Task brief:
Copy each line below without leaving any out.

Entries from a dataset of interfaces:

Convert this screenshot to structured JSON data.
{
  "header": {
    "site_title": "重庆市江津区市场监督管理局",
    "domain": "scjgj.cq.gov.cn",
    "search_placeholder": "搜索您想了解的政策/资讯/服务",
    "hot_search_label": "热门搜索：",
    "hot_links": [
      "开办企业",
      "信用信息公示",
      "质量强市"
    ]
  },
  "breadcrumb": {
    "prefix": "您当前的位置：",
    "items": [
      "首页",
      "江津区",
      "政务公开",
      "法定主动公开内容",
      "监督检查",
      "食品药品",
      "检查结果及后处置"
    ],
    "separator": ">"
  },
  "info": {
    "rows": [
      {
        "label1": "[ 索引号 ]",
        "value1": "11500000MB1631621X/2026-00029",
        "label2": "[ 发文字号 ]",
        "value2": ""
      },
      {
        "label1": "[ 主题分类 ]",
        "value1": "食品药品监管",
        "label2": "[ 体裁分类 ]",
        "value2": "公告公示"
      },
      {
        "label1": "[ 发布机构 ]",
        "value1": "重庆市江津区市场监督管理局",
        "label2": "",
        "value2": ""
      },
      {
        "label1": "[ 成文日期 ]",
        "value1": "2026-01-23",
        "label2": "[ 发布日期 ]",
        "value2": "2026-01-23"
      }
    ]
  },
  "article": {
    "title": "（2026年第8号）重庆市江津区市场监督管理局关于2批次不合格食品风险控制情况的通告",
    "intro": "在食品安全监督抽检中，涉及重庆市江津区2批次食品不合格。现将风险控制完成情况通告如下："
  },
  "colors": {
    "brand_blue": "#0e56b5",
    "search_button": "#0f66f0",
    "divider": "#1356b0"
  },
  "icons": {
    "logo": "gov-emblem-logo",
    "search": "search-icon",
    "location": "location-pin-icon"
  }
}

Response area:
Convert this screenshot to structured JSON data.
{
  "header": {
    "site_title": "重庆市江津区市场监督管理局",
    "domain": "scjgj.cq.gov.cn",
    "search_placeholder": "搜索您想了解的政策/资讯/服务",
    "hot_search_label": "热门搜索：",
    "hot_links": [
      "开办企业",
      "信用信息公示",
      "质量强市"
    ]
  },
  "breadcrumb": {
    "prefix": "您当前的位置：",
    "items": [
      "首页",
      "江津区",
      "政务公开",
      "法定主动公开内容",
      "监督检查",
      "食品药品",
      "检查结果及后处置"
    ],
    "separator": ">"
  },
  "info": {
    "rows": [
      {
        "label1": "[ 索引号 ]",
        "value1": "11500000MB1631621X/2026-00029",
        "label2": "[ 发文字号 ]",
        "value2": ""
      },
      {
        "label1": "[ 主题分类 ]",
        "value1": "食品药品监管",
        "label2": "[ 体裁分类 ]",
        "value2": "公告公示"
      },
      {
        "label1": "[ 发布机构 ]",
        "value1": "重庆市江津区市场监督管理局",
        "label2": "",
        "value2": ""
      },
      {
        "label1": "[ 成文日期 ]",
        "value1": "2026-01-23",
        "label2": "[ 发布日期 ]",
        "value2": "2026-01-23"
      }
    ]
  },
  "article": {
    "title": "（2026年第8号）重庆市江津区市场监督管理局关于2批次不合格食品风险控制情况的通告",
    "intro": "在食品安全监督抽检中，涉及重庆市江津区2批次食品不合格。现将风险控制完成情况通告如下："
  },
  "colors": {
    "brand_blue": "#0e56b5",
    "search_button": "#0f66f0",
    "divider": "#1356b0"
  },
  "icons": {
    "logo": "gov-emblem-logo",
    "search": "search-icon",
    "location": "location-pin-icon"
  }
}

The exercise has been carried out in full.